Mandy Rennehan converted an abandoned windmill into her Yarmouth County home. Her father, Gary, bushwhacked the property and repaired the stone wall that encloses the property, which was solid and almost perfectly intact.
Mandy bought the circa 1950s windmill 12 years ago, along with an old house, horse barn, and surrounding acreage.
She added a great room onto the original structure. For such a large room, the massive beach stone fireplace and U-shaped leather sectional make it cozy. Mandy and her partner Ashlee Wilson commissioned the paintings on either side of the hearth from an artist in Spain who picked up on their nicknames Bear and Kitty. Mandy’s grandfather made the model ship.
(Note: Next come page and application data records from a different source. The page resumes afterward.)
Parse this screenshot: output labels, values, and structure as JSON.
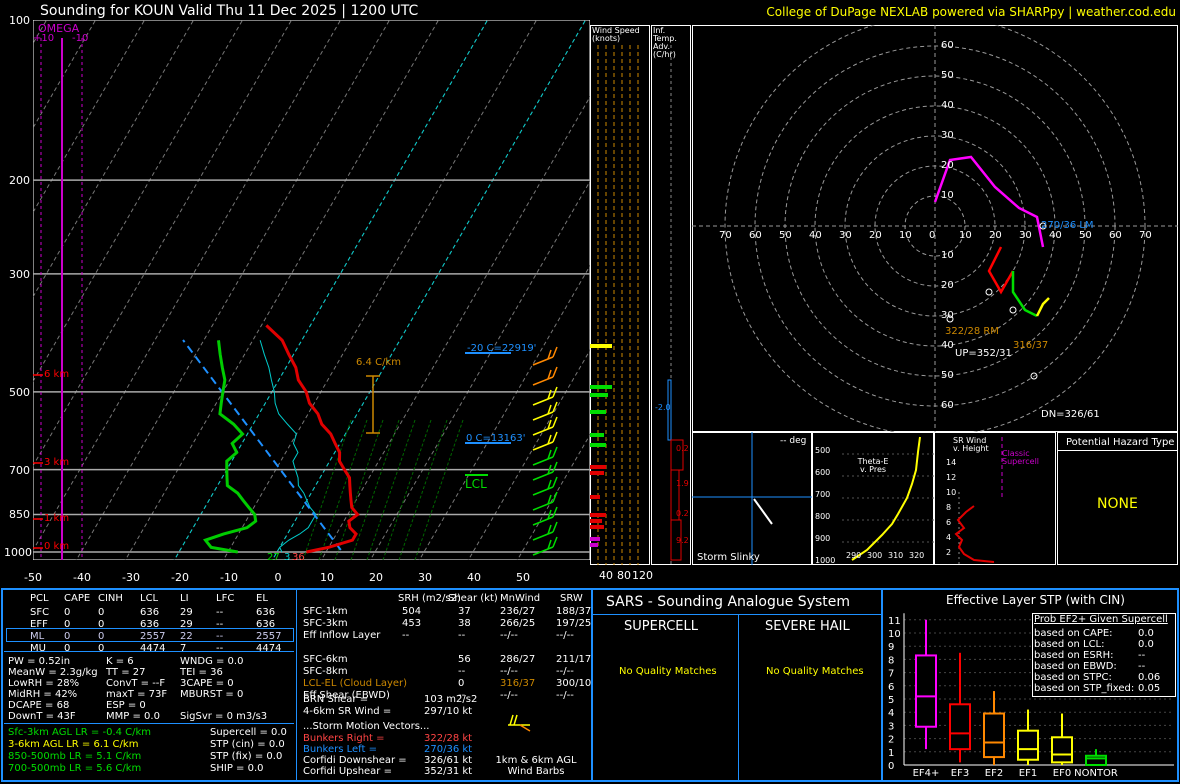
{
  "header": {
    "title": "Sounding for KOUN Valid  Thu 11 Dec 2025 | 1200 UTC",
    "credit": "College of DuPage NEXLAB powered via SHARPpy | weather.cod.edu"
  },
  "colors": {
    "temperature": "#e00000",
    "dewpoint": "#00cc00",
    "wetbulb": "#00cccc",
    "parcel": "#1e90ff",
    "omega": "#cc00cc",
    "hodo_0_3": "#ff0000",
    "hodo_3_6": "#00dd00",
    "hodo_6_9": "#ffff00",
    "hodo_9_12": "#ff00ff",
    "accent_yellow": "#ffff00",
    "panel_border": "#1e90ff"
  },
  "skewt": {
    "pressure_labels": [
      "100",
      "200",
      "300",
      "500",
      "700",
      "850",
      "1000"
    ],
    "temp_labels": [
      "-50",
      "-40",
      "-30",
      "-20",
      "-10",
      "0",
      "10",
      "20",
      "30",
      "40",
      "50"
    ],
    "omega_title": "OMEGA",
    "omega_ticks": [
      "+10",
      "-10"
    ],
    "height_labels": [
      "6 km",
      "3 km",
      "1 km",
      "0 km"
    ],
    "lapse_label": "6.4 C/km",
    "isotherm_m20": "-20 C=22919'",
    "isotherm_0": "0 C=13163'",
    "lcl_label": "LCL",
    "sfc_temp": "27",
    "sfc_dewp": "3",
    "sfc_wetbulb": "36",
    "mixing_ratio_labels": [
      "6",
      "10",
      "14",
      "18",
      "22",
      "26",
      "30",
      "34"
    ]
  },
  "chart_data": [
    {
      "type": "line",
      "title": "Sounding for KOUN Valid  Thu 11 Dec 2025 | 1200 UTC",
      "xlabel": "",
      "ylabel": "",
      "yscale": "log",
      "ylim": [
        1000,
        100
      ],
      "xlim": [
        -50,
        50
      ],
      "series": [
        {
          "name": "",
          "pressure": [
            1000,
            980,
            950,
            925,
            900,
            875,
            850,
            825,
            800,
            775,
            750,
            725,
            700,
            675,
            650,
            625,
            600,
            575,
            550,
            525,
            500,
            475,
            450,
            425,
            400,
            375
          ],
          "values": [
            6,
            10,
            14,
            14,
            12,
            11,
            12,
            10,
            9,
            8,
            7,
            6,
            4,
            2,
            1,
            -1,
            -3,
            -6,
            -8,
            -11,
            -13,
            -16,
            -18,
            -21,
            -24,
            -29
          ]
        },
        {
          "name": "",
          "pressure": [
            1000,
            980,
            950,
            925,
            900,
            875,
            850,
            825,
            800,
            775,
            750,
            725,
            700,
            675,
            650,
            625,
            600,
            575,
            550,
            525,
            500,
            475,
            450,
            425,
            400
          ],
          "values": [
            -8,
            -14,
            -16,
            -13,
            -9,
            -8,
            -9,
            -11,
            -13,
            -15,
            -18,
            -19,
            -20,
            -21,
            -20,
            -22,
            -21,
            -24,
            -28,
            -29,
            -30,
            -31,
            -33,
            -35,
            -37
          ]
        }
      ]
    },
    {
      "type": "scatter",
      "title": "",
      "xlabel": "",
      "ylabel": "",
      "xlim": [
        -80,
        80
      ],
      "ylim": [
        -60,
        60
      ],
      "rings": [
        10,
        20,
        30,
        40,
        50,
        60,
        70
      ],
      "series": [
        {
          "name": "",
          "x": [
            22,
            18,
            22,
            26
          ],
          "y": [
            -7,
            -15,
            -22,
            -15
          ]
        },
        {
          "name": "",
          "x": [
            26,
            26,
            30,
            34
          ],
          "y": [
            -15,
            -22,
            -28,
            -30
          ]
        },
        {
          "name": "",
          "x": [
            34,
            36,
            38
          ],
          "y": [
            -30,
            -26,
            -24
          ]
        },
        {
          "name": "",
          "x": [
            36,
            34,
            28,
            20,
            12,
            5,
            0
          ],
          "y": [
            -7,
            3,
            6,
            13,
            23,
            22,
            8
          ]
        }
      ],
      "points": [
        {
          "label": "322/28 RM",
          "x": 18,
          "y": -22
        },
        {
          "label": "316/37",
          "x": 26,
          "y": -28
        },
        {
          "label": "UP=352/31",
          "x": 5,
          "y": -31
        },
        {
          "label": "DN=326/61",
          "x": 33,
          "y": -50
        },
        {
          "label": "270/36 LM",
          "x": 36,
          "y": 0
        }
      ]
    }
  ],
  "wind_speed_panel": {
    "title": "Wind Speed (knots)",
    "ticks": [
      "40",
      "80",
      "120"
    ]
  },
  "temp_adv_panel": {
    "title": "Inf. Temp. Adv. (C/hr)",
    "values": [
      "-2.0",
      "0.2",
      "1.9",
      "0.2",
      "9.2"
    ]
  },
  "hodograph": {
    "ring_labels_up": [
      "60",
      "50",
      "40",
      "30",
      "20",
      "10"
    ],
    "ring_labels_down": [
      "10",
      "20",
      "30",
      "40",
      "50",
      "60"
    ],
    "ring_labels_x": [
      "70",
      "60",
      "50",
      "40",
      "30",
      "20",
      "10",
      "0",
      "10",
      "20",
      "30",
      "40",
      "50",
      "60",
      "70"
    ],
    "rm_label": "322/28 RM",
    "lm_label": "270/36 LM",
    "rm2_label": "316/37",
    "up_label": "UP=352/31",
    "dn_label": "DN=326/61"
  },
  "slinky": {
    "deg": "-- deg",
    "label": "Storm Slinky"
  },
  "theta_panel": {
    "title": "Theta-E v. Pres",
    "y_labels": [
      "500",
      "600",
      "700",
      "800",
      "900",
      "1000"
    ],
    "x_labels": [
      "290",
      "300",
      "310",
      "320"
    ]
  },
  "srwind_panel": {
    "title": "SR Wind v. Height",
    "classic_label": "Classic Supercell",
    "y_labels": [
      "14",
      "12",
      "10",
      "8",
      "6",
      "4",
      "2"
    ]
  },
  "hazard": {
    "title": "Potential Hazard Type",
    "value": "NONE"
  },
  "parcels": {
    "headers": [
      "PCL",
      "CAPE",
      "CINH",
      "LCL",
      "LI",
      "LFC",
      "EL"
    ],
    "rows": [
      [
        "SFC",
        "0",
        "0",
        "636",
        "29",
        "--",
        "636"
      ],
      [
        "EFF",
        "0",
        "0",
        "636",
        "29",
        "--",
        "636"
      ],
      [
        "ML",
        "0",
        "0",
        "2557",
        "22",
        "--",
        "2557"
      ],
      [
        "MU",
        "0",
        "0",
        "4474",
        "7",
        "--",
        "4474"
      ]
    ]
  },
  "indices": {
    "col1": [
      "PW = 0.52in",
      "MeanW = 2.3g/kg",
      "LowRH = 28%",
      "MidRH = 42%",
      "DCAPE = 68",
      "DownT = 43F"
    ],
    "col2": [
      "K = 6",
      "TT = 27",
      "ConvT = --F",
      "maxT = 73F",
      "ESP = 0",
      "MMP = 0.0"
    ],
    "col3": [
      "WNDG = 0.0",
      "TEI = 36",
      "3CAPE = 0",
      "MBURST = 0",
      "",
      "SigSvr = 0 m3/s3"
    ]
  },
  "lapse_rates": [
    "Sfc-3km AGL LR = -0.4 C/km",
    "3-6km AGL LR = 6.1 C/km",
    "850-500mb LR = 5.1 C/km",
    "700-500mb LR = 5.6 C/km"
  ],
  "composites": [
    "Supercell = 0.0",
    "STP (cin) = 0.0",
    "STP (fix) = 0.0",
    "SHIP = 0.0"
  ],
  "kinematics": {
    "headers": [
      "SRH (m2/s2)",
      "Shear (kt)",
      "MnWind",
      "SRW"
    ],
    "rows": [
      [
        "SFC-1km",
        "504",
        "37",
        "236/27",
        "188/37"
      ],
      [
        "SFC-3km",
        "453",
        "38",
        "266/25",
        "197/25"
      ],
      [
        "Eff Inflow Layer",
        "--",
        "--",
        "--/--",
        "--/--"
      ],
      [
        "",
        "",
        "",
        "",
        ""
      ],
      [
        "SFC-6km",
        "",
        "56",
        "286/27",
        "211/17"
      ],
      [
        "SFC-8km",
        "",
        "--",
        "--/--",
        "--/--"
      ],
      [
        "LCL-EL (Cloud Layer)",
        "",
        "0",
        "316/37",
        "300/10"
      ],
      [
        "Eff Shear (EBWD)",
        "",
        "--",
        "--/--",
        "--/--"
      ]
    ],
    "brn_shear": "BRN Shear =",
    "brn_value": "103 m2/s2",
    "srwind_46": "4-6km SR Wind =",
    "srwind_46_value": "297/10 kt",
    "storm_motion": "...Storm Motion Vectors...",
    "motions": [
      [
        "Bunkers Right =",
        "322/28 kt"
      ],
      [
        "Bunkers Left =",
        "270/36 kt"
      ],
      [
        "Corfidi Downshear =",
        "326/61 kt"
      ],
      [
        "Corfidi Upshear =",
        "352/31 kt"
      ]
    ],
    "barb_note": "1km & 6km AGL Wind Barbs"
  },
  "sars": {
    "title": "SARS - Sounding Analogue System",
    "supercell": "SUPERCELL",
    "hail": "SEVERE HAIL",
    "supercell_match": "No Quality Matches",
    "hail_match": "No Quality Matches"
  },
  "stp": {
    "title": "Effective Layer STP (with CIN)",
    "y_ticks": [
      "0",
      "1",
      "2",
      "3",
      "4",
      "5",
      "6",
      "7",
      "8",
      "9",
      "10",
      "11"
    ],
    "categories": [
      "EF4+",
      "EF3",
      "EF2",
      "EF1",
      "EF0",
      "NONTOR"
    ],
    "prob_title": "Prob EF2+ Given Supercell",
    "prob_rows": [
      [
        "based on CAPE:",
        "0.0"
      ],
      [
        "based on LCL:",
        "0.0"
      ],
      [
        "based on ESRH:",
        "--"
      ],
      [
        "based on EBWD:",
        "--"
      ],
      [
        "based on STPC:",
        "0.06"
      ],
      [
        "based on STP_fixed:",
        "0.05"
      ]
    ]
  }
}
Always fascinated with wood, Mandy used several different kinds in the kitchen, from the painted wood of the cabinetry, to pine planks on the floor, and weathered barn boards on the wall. A porthole window over the sink adds a nautical touch.
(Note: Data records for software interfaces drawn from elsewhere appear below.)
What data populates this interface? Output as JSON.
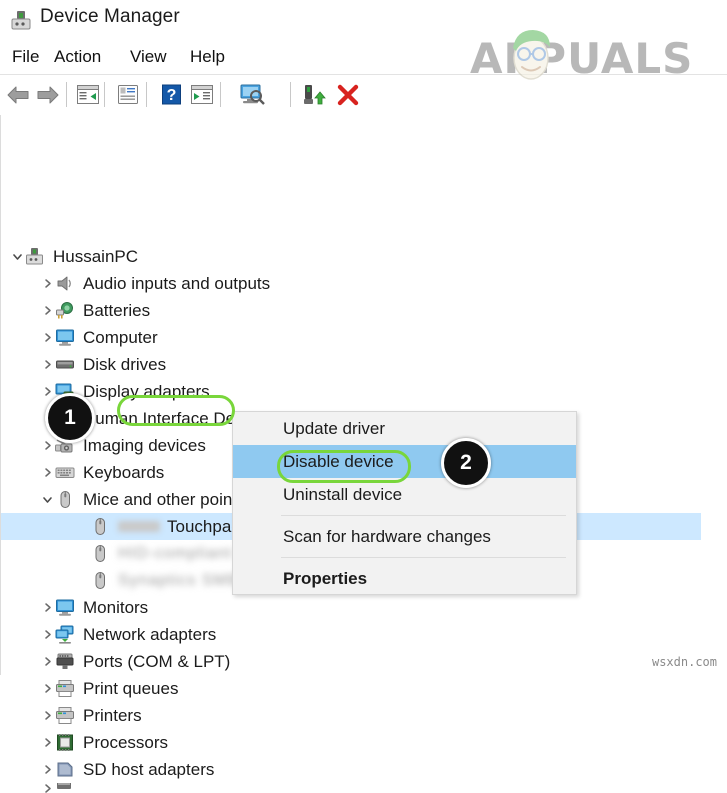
{
  "window": {
    "title": "Device Manager",
    "icon": "device-plug-icon"
  },
  "menubar": {
    "items": [
      {
        "label": "File"
      },
      {
        "label": "Action"
      },
      {
        "label": "View"
      },
      {
        "label": "Help"
      }
    ]
  },
  "toolbar": {
    "buttons": [
      {
        "name": "back-arrow-icon",
        "label": "Back"
      },
      {
        "name": "forward-arrow-icon",
        "label": "Forward"
      },
      {
        "name": "show-hide-console-tree-icon",
        "label": "Show/Hide Console Tree"
      },
      {
        "name": "properties-icon",
        "label": "Properties"
      },
      {
        "name": "help-icon",
        "label": "Help"
      },
      {
        "name": "update-driver-icon",
        "label": "Update Driver Software"
      },
      {
        "name": "scan-hardware-changes-icon",
        "label": "Scan for hardware changes"
      },
      {
        "name": "enable-device-icon",
        "label": "Enable device"
      },
      {
        "name": "uninstall-device-icon",
        "label": "Uninstall device"
      }
    ]
  },
  "tree": {
    "root": {
      "label": "HussainPC",
      "icon": "computer-device-icon",
      "expanded": true
    },
    "items": [
      {
        "label": "Audio inputs and outputs",
        "icon": "speaker-icon",
        "expanded": false
      },
      {
        "label": "Batteries",
        "icon": "battery-icon",
        "expanded": false
      },
      {
        "label": "Computer",
        "icon": "monitor-icon",
        "expanded": false
      },
      {
        "label": "Disk drives",
        "icon": "disk-drive-icon",
        "expanded": false
      },
      {
        "label": "Display adapters",
        "icon": "display-adapter-icon",
        "expanded": false
      },
      {
        "label": "Human Interface Devices",
        "icon": "hid-icon",
        "expanded": false
      },
      {
        "label": "Imaging devices",
        "icon": "imaging-device-icon",
        "expanded": false
      },
      {
        "label": "Keyboards",
        "icon": "keyboard-icon",
        "expanded": false
      },
      {
        "label": "Mice and other pointing devices",
        "icon": "mouse-icon",
        "expanded": true
      }
    ],
    "mice_children": [
      {
        "label": "Touchpad",
        "icon": "mouse-icon",
        "selected": true,
        "blurred_prefix": true
      },
      {
        "label": "",
        "icon": "mouse-icon",
        "selected": false,
        "blurred": true
      },
      {
        "label": "",
        "icon": "mouse-icon",
        "selected": false,
        "blurred": true
      }
    ],
    "items_after": [
      {
        "label": "Monitors",
        "icon": "monitor-icon",
        "expanded": false
      },
      {
        "label": "Network adapters",
        "icon": "network-adapter-icon",
        "expanded": false
      },
      {
        "label": "Ports (COM & LPT)",
        "icon": "port-icon",
        "expanded": false
      },
      {
        "label": "Print queues",
        "icon": "printer-icon",
        "expanded": false
      },
      {
        "label": "Printers",
        "icon": "printer-icon",
        "expanded": false
      },
      {
        "label": "Processors",
        "icon": "processor-icon",
        "expanded": false
      },
      {
        "label": "SD host adapters",
        "icon": "sd-host-adapter-icon",
        "expanded": false
      }
    ]
  },
  "context_menu": {
    "items": [
      {
        "label": "Update driver",
        "highlighted": false,
        "bold": false
      },
      {
        "label": "Disable device",
        "highlighted": true,
        "bold": false
      },
      {
        "label": "Uninstall device",
        "highlighted": false,
        "bold": false
      },
      {
        "label": "Scan for hardware changes",
        "highlighted": false,
        "bold": false
      },
      {
        "label": "Properties",
        "highlighted": false,
        "bold": true
      }
    ]
  },
  "annotations": {
    "badges": [
      {
        "number": "1",
        "target": "Touchpad"
      },
      {
        "number": "2",
        "target": "Disable device"
      }
    ],
    "highlight_color": "#79d63b",
    "selection_color": "#cde8ff",
    "menu_highlight_color": "#8fc9f0"
  },
  "watermarks": {
    "brand": "APPUALS",
    "source": "wsxdn.com"
  }
}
A bait bag is used to collect wine corks—a testament to three years of good times and great company.
The original windmill is three storeys tall; the stairway between floors has a rustic look, with barn board walls and iron brackets for the hand rail.
A luxurious bathroom, complete with a deep copper tub and two matching sinks from Native Trails in California, is on the second floor of the windmill.
There’s a spacious bathroom on the bottom floor of the windmill that features a vanity made from an antique dresser. Tiles that look like wood planks line the walls of the large shower.
The original iron structure of the windmill is on view in the bedroom, which is on the top floor of the tower mill and offers sweeping views of Darling Lake and the Bay of Fundy.